--- Dataset content Enclosed Below ---

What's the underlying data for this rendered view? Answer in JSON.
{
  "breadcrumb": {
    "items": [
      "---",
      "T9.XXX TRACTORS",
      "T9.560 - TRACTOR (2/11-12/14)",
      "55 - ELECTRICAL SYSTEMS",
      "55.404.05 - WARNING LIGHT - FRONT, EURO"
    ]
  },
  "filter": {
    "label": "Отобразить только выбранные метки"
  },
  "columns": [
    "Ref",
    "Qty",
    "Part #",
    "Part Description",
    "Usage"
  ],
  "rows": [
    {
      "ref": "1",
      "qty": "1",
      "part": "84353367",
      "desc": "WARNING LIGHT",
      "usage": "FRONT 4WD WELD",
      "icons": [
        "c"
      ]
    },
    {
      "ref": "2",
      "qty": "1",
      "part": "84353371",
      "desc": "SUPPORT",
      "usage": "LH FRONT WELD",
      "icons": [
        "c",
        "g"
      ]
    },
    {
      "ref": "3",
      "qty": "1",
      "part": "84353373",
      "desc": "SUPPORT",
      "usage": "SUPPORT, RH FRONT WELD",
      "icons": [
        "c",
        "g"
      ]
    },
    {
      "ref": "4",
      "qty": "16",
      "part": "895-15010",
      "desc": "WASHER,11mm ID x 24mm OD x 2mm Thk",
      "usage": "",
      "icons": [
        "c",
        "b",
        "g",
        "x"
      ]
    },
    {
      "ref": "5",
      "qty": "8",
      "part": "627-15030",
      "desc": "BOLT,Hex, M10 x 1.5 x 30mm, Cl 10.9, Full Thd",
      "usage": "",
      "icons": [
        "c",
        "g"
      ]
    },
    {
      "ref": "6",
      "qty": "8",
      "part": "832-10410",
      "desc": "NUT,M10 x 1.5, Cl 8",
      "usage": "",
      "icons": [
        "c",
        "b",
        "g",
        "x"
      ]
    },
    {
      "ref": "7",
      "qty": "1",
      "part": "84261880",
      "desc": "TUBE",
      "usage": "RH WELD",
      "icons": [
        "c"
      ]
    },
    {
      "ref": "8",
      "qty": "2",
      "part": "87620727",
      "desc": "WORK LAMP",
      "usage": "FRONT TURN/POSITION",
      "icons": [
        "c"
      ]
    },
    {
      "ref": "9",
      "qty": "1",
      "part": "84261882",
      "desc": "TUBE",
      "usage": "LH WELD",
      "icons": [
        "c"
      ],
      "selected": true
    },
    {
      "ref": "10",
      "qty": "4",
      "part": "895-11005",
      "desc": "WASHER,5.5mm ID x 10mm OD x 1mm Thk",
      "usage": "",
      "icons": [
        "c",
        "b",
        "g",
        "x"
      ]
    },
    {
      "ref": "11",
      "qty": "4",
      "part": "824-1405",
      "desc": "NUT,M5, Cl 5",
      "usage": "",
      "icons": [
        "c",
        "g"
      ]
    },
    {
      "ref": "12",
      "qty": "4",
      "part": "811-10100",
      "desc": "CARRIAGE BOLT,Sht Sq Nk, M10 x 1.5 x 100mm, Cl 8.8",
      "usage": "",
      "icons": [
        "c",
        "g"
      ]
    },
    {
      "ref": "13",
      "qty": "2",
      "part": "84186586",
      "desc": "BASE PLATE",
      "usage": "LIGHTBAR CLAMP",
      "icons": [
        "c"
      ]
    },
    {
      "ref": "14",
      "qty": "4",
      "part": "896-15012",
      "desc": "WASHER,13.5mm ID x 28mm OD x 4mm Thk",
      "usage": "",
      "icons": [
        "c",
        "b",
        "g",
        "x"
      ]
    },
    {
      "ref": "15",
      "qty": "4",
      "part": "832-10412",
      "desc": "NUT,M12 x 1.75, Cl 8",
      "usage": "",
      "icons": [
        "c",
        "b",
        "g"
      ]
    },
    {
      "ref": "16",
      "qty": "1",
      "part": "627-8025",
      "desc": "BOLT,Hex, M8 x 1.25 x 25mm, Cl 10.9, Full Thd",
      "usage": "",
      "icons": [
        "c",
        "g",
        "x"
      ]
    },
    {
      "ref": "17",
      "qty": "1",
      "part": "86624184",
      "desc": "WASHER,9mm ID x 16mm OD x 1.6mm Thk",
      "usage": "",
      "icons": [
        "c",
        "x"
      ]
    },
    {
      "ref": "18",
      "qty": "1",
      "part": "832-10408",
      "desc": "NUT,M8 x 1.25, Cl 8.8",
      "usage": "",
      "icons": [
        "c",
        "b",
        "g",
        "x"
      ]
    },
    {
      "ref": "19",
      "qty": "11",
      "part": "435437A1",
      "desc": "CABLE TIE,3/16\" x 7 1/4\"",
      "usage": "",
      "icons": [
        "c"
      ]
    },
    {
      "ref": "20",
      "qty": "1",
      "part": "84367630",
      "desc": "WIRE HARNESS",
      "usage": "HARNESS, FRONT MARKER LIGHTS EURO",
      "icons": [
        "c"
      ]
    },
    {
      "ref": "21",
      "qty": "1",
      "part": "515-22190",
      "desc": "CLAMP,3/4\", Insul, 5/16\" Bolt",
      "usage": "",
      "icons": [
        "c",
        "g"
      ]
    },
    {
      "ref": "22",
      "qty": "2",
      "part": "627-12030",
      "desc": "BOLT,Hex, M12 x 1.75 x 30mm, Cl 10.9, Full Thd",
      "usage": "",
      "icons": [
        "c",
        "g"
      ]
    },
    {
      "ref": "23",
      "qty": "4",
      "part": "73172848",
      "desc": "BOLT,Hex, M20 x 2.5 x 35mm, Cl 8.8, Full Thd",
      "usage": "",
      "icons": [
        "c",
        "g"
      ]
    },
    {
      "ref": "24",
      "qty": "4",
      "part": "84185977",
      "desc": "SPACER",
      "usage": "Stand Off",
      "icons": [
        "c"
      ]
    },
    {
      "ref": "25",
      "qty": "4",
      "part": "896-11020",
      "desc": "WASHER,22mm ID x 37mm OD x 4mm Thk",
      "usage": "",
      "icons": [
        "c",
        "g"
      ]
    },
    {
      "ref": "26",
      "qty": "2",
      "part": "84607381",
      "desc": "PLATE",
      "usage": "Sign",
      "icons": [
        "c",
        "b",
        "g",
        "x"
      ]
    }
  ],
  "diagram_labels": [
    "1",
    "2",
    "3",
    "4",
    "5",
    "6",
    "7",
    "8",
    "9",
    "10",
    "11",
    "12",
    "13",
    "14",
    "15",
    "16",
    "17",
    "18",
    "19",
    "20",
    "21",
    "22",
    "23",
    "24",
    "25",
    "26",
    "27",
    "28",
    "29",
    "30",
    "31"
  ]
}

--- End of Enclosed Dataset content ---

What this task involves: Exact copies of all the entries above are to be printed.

The completed task:
What's the underlying data for this rendered view? Answer in JSON.
{
  "breadcrumb": {
    "items": [
      "---",
      "T9.XXX TRACTORS",
      "T9.560 - TRACTOR (2/11-12/14)",
      "55 - ELECTRICAL SYSTEMS",
      "55.404.05 - WARNING LIGHT - FRONT, EURO"
    ]
  },
  "filter": {
    "label": "Отобразить только выбранные метки"
  },
  "columns": [
    "Ref",
    "Qty",
    "Part #",
    "Part Description",
    "Usage"
  ],
  "rows": [
    {
      "ref": "1",
      "qty": "1",
      "part": "84353367",
      "desc": "WARNING LIGHT",
      "usage": "FRONT 4WD WELD",
      "icons": [
        "c"
      ]
    },
    {
      "ref": "2",
      "qty": "1",
      "part": "84353371",
      "desc": "SUPPORT",
      "usage": "LH FRONT WELD",
      "icons": [
        "c",
        "g"
      ]
    },
    {
      "ref": "3",
      "qty": "1",
      "part": "84353373",
      "desc": "SUPPORT",
      "usage": "SUPPORT, RH FRONT WELD",
      "icons": [
        "c",
        "g"
      ]
    },
    {
      "ref": "4",
      "qty": "16",
      "part": "895-15010",
      "desc": "WASHER,11mm ID x 24mm OD x 2mm Thk",
      "usage": "",
      "icons": [
        "c",
        "b",
        "g",
        "x"
      ]
    },
    {
      "ref": "5",
      "qty": "8",
      "part": "627-15030",
      "desc": "BOLT,Hex, M10 x 1.5 x 30mm, Cl 10.9, Full Thd",
      "usage": "",
      "icons": [
        "c",
        "g"
      ]
    },
    {
      "ref": "6",
      "qty": "8",
      "part": "832-10410",
      "desc": "NUT,M10 x 1.5, Cl 8",
      "usage": "",
      "icons": [
        "c",
        "b",
        "g",
        "x"
      ]
    },
    {
      "ref": "7",
      "qty": "1",
      "part": "84261880",
      "desc": "TUBE",
      "usage": "RH WELD",
      "icons": [
        "c"
      ]
    },
    {
      "ref": "8",
      "qty": "2",
      "part": "87620727",
      "desc": "WORK LAMP",
      "usage": "FRONT TURN/POSITION",
      "icons": [
        "c"
      ]
    },
    {
      "ref": "9",
      "qty": "1",
      "part": "84261882",
      "desc": "TUBE",
      "usage": "LH WELD",
      "icons": [
        "c"
      ],
      "selected": true
    },
    {
      "ref": "10",
      "qty": "4",
      "part": "895-11005",
      "desc": "WASHER,5.5mm ID x 10mm OD x 1mm Thk",
      "usage": "",
      "icons": [
        "c",
        "b",
        "g",
        "x"
      ]
    },
    {
      "ref": "11",
      "qty": "4",
      "part": "824-1405",
      "desc": "NUT,M5, Cl 5",
      "usage": "",
      "icons": [
        "c",
        "g"
      ]
    },
    {
      "ref": "12",
      "qty": "4",
      "part": "811-10100",
      "desc": "CARRIAGE BOLT,Sht Sq Nk, M10 x 1.5 x 100mm, Cl 8.8",
      "usage": "",
      "icons": [
        "c",
        "g"
      ]
    },
    {
      "ref": "13",
      "qty": "2",
      "part": "84186586",
      "desc": "BASE PLATE",
      "usage": "LIGHTBAR CLAMP",
      "icons": [
        "c"
      ]
    },
    {
      "ref": "14",
      "qty": "4",
      "part": "896-15012",
      "desc": "WASHER,13.5mm ID x 28mm OD x 4mm Thk",
      "usage": "",
      "icons": [
        "c",
        "b",
        "g",
        "x"
      ]
    },
    {
      "ref": "15",
      "qty": "4",
      "part": "832-10412",
      "desc": "NUT,M12 x 1.75, Cl 8",
      "usage": "",
      "icons": [
        "c",
        "b",
        "g"
      ]
    },
    {
      "ref": "16",
      "qty": "1",
      "part": "627-8025",
      "desc": "BOLT,Hex, M8 x 1.25 x 25mm, Cl 10.9, Full Thd",
      "usage": "",
      "icons": [
        "c",
        "g",
        "x"
      ]
    },
    {
      "ref": "17",
      "qty": "1",
      "part": "86624184",
      "desc": "WASHER,9mm ID x 16mm OD x 1.6mm Thk",
      "usage": "",
      "icons": [
        "c",
        "x"
      ]
    },
    {
      "ref": "18",
      "qty": "1",
      "part": "832-10408",
      "desc": "NUT,M8 x 1.25, Cl 8.8",
      "usage": "",
      "icons": [
        "c",
        "b",
        "g",
        "x"
      ]
    },
    {
      "ref": "19",
      "qty": "11",
      "part": "435437A1",
      "desc": "CABLE TIE,3/16\" x 7 1/4\"",
      "usage": "",
      "icons": [
        "c"
      ]
    },
    {
      "ref": "20",
      "qty": "1",
      "part": "84367630",
      "desc": "WIRE HARNESS",
      "usage": "HARNESS, FRONT MARKER LIGHTS EURO",
      "icons": [
        "c"
      ]
    },
    {
      "ref": "21",
      "qty": "1",
      "part": "515-22190",
      "desc": "CLAMP,3/4\", Insul, 5/16\" Bolt",
      "usage": "",
      "icons": [
        "c",
        "g"
      ]
    },
    {
      "ref": "22",
      "qty": "2",
      "part": "627-12030",
      "desc": "BOLT,Hex, M12 x 1.75 x 30mm, Cl 10.9, Full Thd",
      "usage": "",
      "icons": [
        "c",
        "g"
      ]
    },
    {
      "ref": "23",
      "qty": "4",
      "part": "73172848",
      "desc": "BOLT,Hex, M20 x 2.5 x 35mm, Cl 8.8, Full Thd",
      "usage": "",
      "icons": [
        "c",
        "g"
      ]
    },
    {
      "ref": "24",
      "qty": "4",
      "part": "84185977",
      "desc": "SPACER",
      "usage": "Stand Off",
      "icons": [
        "c"
      ]
    },
    {
      "ref": "25",
      "qty": "4",
      "part": "896-11020",
      "desc": "WASHER,22mm ID x 37mm OD x 4mm Thk",
      "usage": "",
      "icons": [
        "c",
        "g"
      ]
    },
    {
      "ref": "26",
      "qty": "2",
      "part": "84607381",
      "desc": "PLATE",
      "usage": "Sign",
      "icons": [
        "c",
        "b",
        "g",
        "x"
      ]
    }
  ],
  "diagram_labels": [
    "1",
    "2",
    "3",
    "4",
    "5",
    "6",
    "7",
    "8",
    "9",
    "10",
    "11",
    "12",
    "13",
    "14",
    "15",
    "16",
    "17",
    "18",
    "19",
    "20",
    "21",
    "22",
    "23",
    "24",
    "25",
    "26",
    "27",
    "28",
    "29",
    "30",
    "31"
  ]
}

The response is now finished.